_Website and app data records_
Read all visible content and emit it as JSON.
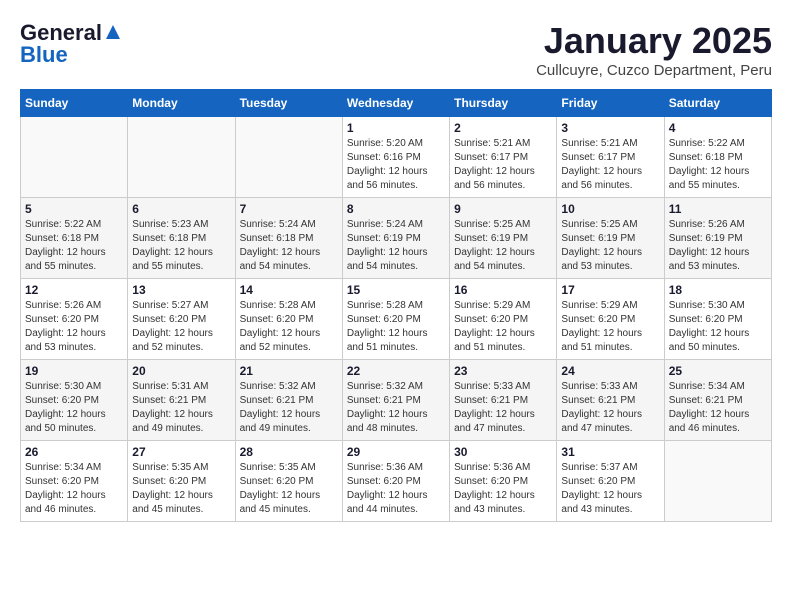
{
  "header": {
    "logo_general": "General",
    "logo_blue": "Blue",
    "month_title": "January 2025",
    "subtitle": "Cullcuyre, Cuzco Department, Peru"
  },
  "days_of_week": [
    "Sunday",
    "Monday",
    "Tuesday",
    "Wednesday",
    "Thursday",
    "Friday",
    "Saturday"
  ],
  "weeks": [
    [
      {
        "day": "",
        "info": ""
      },
      {
        "day": "",
        "info": ""
      },
      {
        "day": "",
        "info": ""
      },
      {
        "day": "1",
        "info": "Sunrise: 5:20 AM\nSunset: 6:16 PM\nDaylight: 12 hours\nand 56 minutes."
      },
      {
        "day": "2",
        "info": "Sunrise: 5:21 AM\nSunset: 6:17 PM\nDaylight: 12 hours\nand 56 minutes."
      },
      {
        "day": "3",
        "info": "Sunrise: 5:21 AM\nSunset: 6:17 PM\nDaylight: 12 hours\nand 56 minutes."
      },
      {
        "day": "4",
        "info": "Sunrise: 5:22 AM\nSunset: 6:18 PM\nDaylight: 12 hours\nand 55 minutes."
      }
    ],
    [
      {
        "day": "5",
        "info": "Sunrise: 5:22 AM\nSunset: 6:18 PM\nDaylight: 12 hours\nand 55 minutes."
      },
      {
        "day": "6",
        "info": "Sunrise: 5:23 AM\nSunset: 6:18 PM\nDaylight: 12 hours\nand 55 minutes."
      },
      {
        "day": "7",
        "info": "Sunrise: 5:24 AM\nSunset: 6:18 PM\nDaylight: 12 hours\nand 54 minutes."
      },
      {
        "day": "8",
        "info": "Sunrise: 5:24 AM\nSunset: 6:19 PM\nDaylight: 12 hours\nand 54 minutes."
      },
      {
        "day": "9",
        "info": "Sunrise: 5:25 AM\nSunset: 6:19 PM\nDaylight: 12 hours\nand 54 minutes."
      },
      {
        "day": "10",
        "info": "Sunrise: 5:25 AM\nSunset: 6:19 PM\nDaylight: 12 hours\nand 53 minutes."
      },
      {
        "day": "11",
        "info": "Sunrise: 5:26 AM\nSunset: 6:19 PM\nDaylight: 12 hours\nand 53 minutes."
      }
    ],
    [
      {
        "day": "12",
        "info": "Sunrise: 5:26 AM\nSunset: 6:20 PM\nDaylight: 12 hours\nand 53 minutes."
      },
      {
        "day": "13",
        "info": "Sunrise: 5:27 AM\nSunset: 6:20 PM\nDaylight: 12 hours\nand 52 minutes."
      },
      {
        "day": "14",
        "info": "Sunrise: 5:28 AM\nSunset: 6:20 PM\nDaylight: 12 hours\nand 52 minutes."
      },
      {
        "day": "15",
        "info": "Sunrise: 5:28 AM\nSunset: 6:20 PM\nDaylight: 12 hours\nand 51 minutes."
      },
      {
        "day": "16",
        "info": "Sunrise: 5:29 AM\nSunset: 6:20 PM\nDaylight: 12 hours\nand 51 minutes."
      },
      {
        "day": "17",
        "info": "Sunrise: 5:29 AM\nSunset: 6:20 PM\nDaylight: 12 hours\nand 51 minutes."
      },
      {
        "day": "18",
        "info": "Sunrise: 5:30 AM\nSunset: 6:20 PM\nDaylight: 12 hours\nand 50 minutes."
      }
    ],
    [
      {
        "day": "19",
        "info": "Sunrise: 5:30 AM\nSunset: 6:20 PM\nDaylight: 12 hours\nand 50 minutes."
      },
      {
        "day": "20",
        "info": "Sunrise: 5:31 AM\nSunset: 6:21 PM\nDaylight: 12 hours\nand 49 minutes."
      },
      {
        "day": "21",
        "info": "Sunrise: 5:32 AM\nSunset: 6:21 PM\nDaylight: 12 hours\nand 49 minutes."
      },
      {
        "day": "22",
        "info": "Sunrise: 5:32 AM\nSunset: 6:21 PM\nDaylight: 12 hours\nand 48 minutes."
      },
      {
        "day": "23",
        "info": "Sunrise: 5:33 AM\nSunset: 6:21 PM\nDaylight: 12 hours\nand 47 minutes."
      },
      {
        "day": "24",
        "info": "Sunrise: 5:33 AM\nSunset: 6:21 PM\nDaylight: 12 hours\nand 47 minutes."
      },
      {
        "day": "25",
        "info": "Sunrise: 5:34 AM\nSunset: 6:21 PM\nDaylight: 12 hours\nand 46 minutes."
      }
    ],
    [
      {
        "day": "26",
        "info": "Sunrise: 5:34 AM\nSunset: 6:20 PM\nDaylight: 12 hours\nand 46 minutes."
      },
      {
        "day": "27",
        "info": "Sunrise: 5:35 AM\nSunset: 6:20 PM\nDaylight: 12 hours\nand 45 minutes."
      },
      {
        "day": "28",
        "info": "Sunrise: 5:35 AM\nSunset: 6:20 PM\nDaylight: 12 hours\nand 45 minutes."
      },
      {
        "day": "29",
        "info": "Sunrise: 5:36 AM\nSunset: 6:20 PM\nDaylight: 12 hours\nand 44 minutes."
      },
      {
        "day": "30",
        "info": "Sunrise: 5:36 AM\nSunset: 6:20 PM\nDaylight: 12 hours\nand 43 minutes."
      },
      {
        "day": "31",
        "info": "Sunrise: 5:37 AM\nSunset: 6:20 PM\nDaylight: 12 hours\nand 43 minutes."
      },
      {
        "day": "",
        "info": ""
      }
    ]
  ]
}
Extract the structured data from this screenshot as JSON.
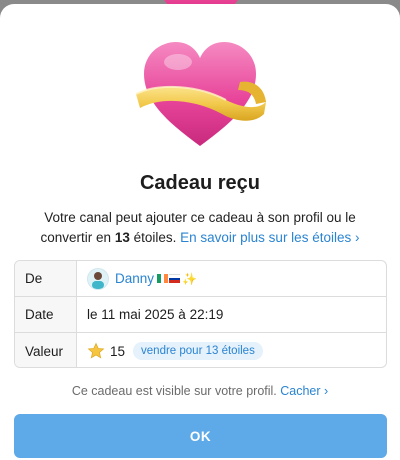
{
  "dialog": {
    "title": "Cadeau reçu",
    "description_before": "Votre canal peut ajouter ce cadeau à son profil ou le convertir en ",
    "description_stars": "13",
    "description_after": " étoiles. ",
    "learn_more_link": "En savoir plus sur les étoiles ›"
  },
  "details": {
    "from_label": "De",
    "sender_name": "Danny",
    "sender_sparkle": "✨",
    "date_label": "Date",
    "date_value": "le 11 mai 2025 à 22:19",
    "value_label": "Valeur",
    "stars_value": "15",
    "sell_label": "vendre pour 13 étoiles"
  },
  "footer": {
    "visibility_text": "Ce cadeau est visible sur votre profil. ",
    "hide_link": "Cacher ›",
    "ok_label": "OK"
  },
  "colors": {
    "accent": "#2a84d2",
    "button": "#5ea9e8",
    "heart": "#e8459a",
    "ribbon": "#f2c94c"
  },
  "icons": {
    "gift": "pink-heart-with-gold-ribbon",
    "close": "close-icon",
    "value": "star-icon",
    "flags": [
      "ireland-flag",
      "russia-flag"
    ]
  }
}
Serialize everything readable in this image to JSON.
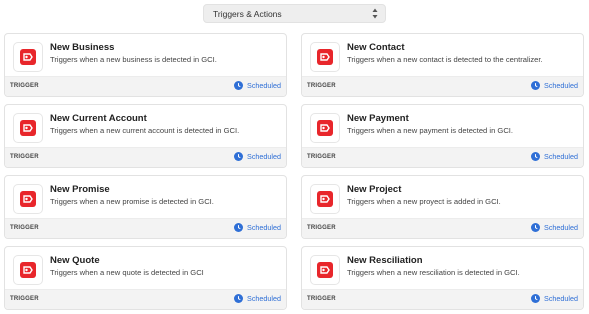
{
  "selector": {
    "label": "Triggers & Actions"
  },
  "accent": "#e8262b",
  "schedule_color": "#2f6fd6",
  "cards": [
    {
      "title": "New Business",
      "description": "Triggers when a new business is detected in GCI.",
      "type": "TRIGGER",
      "schedule": "Scheduled"
    },
    {
      "title": "New Contact",
      "description": "Triggers when a new contact is detected to the centralizer.",
      "type": "TRIGGER",
      "schedule": "Scheduled"
    },
    {
      "title": "New Current Account",
      "description": "Triggers when a new current account is detected in GCI.",
      "type": "TRIGGER",
      "schedule": "Scheduled"
    },
    {
      "title": "New Payment",
      "description": "Triggers when a new payment is detected in GCI.",
      "type": "TRIGGER",
      "schedule": "Scheduled"
    },
    {
      "title": "New Promise",
      "description": "Triggers when a new promise is detected in GCI.",
      "type": "TRIGGER",
      "schedule": "Scheduled"
    },
    {
      "title": "New Project",
      "description": "Triggers when a new proyect is added in GCI.",
      "type": "TRIGGER",
      "schedule": "Scheduled"
    },
    {
      "title": "New Quote",
      "description": "Triggers when a new quote is detected in GCI",
      "type": "TRIGGER",
      "schedule": "Scheduled"
    },
    {
      "title": "New Resciliation",
      "description": "Triggers when a new resciliation is detected in GCI.",
      "type": "TRIGGER",
      "schedule": "Scheduled"
    }
  ]
}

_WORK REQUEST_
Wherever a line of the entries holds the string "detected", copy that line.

_RESPONSE_
      "description": "Triggers when a new business is detected in GCI.",
      "description": "Triggers when a new contact is detected to the centralizer.",
      "description": "Triggers when a new current account is detected in GCI.",
      "description": "Triggers when a new payment is detected in GCI.",
      "description": "Triggers when a new promise is detected in GCI.",
      "description": "Triggers when a new quote is detected in GCI",
      "description": "Triggers when a new resciliation is detected in GCI.",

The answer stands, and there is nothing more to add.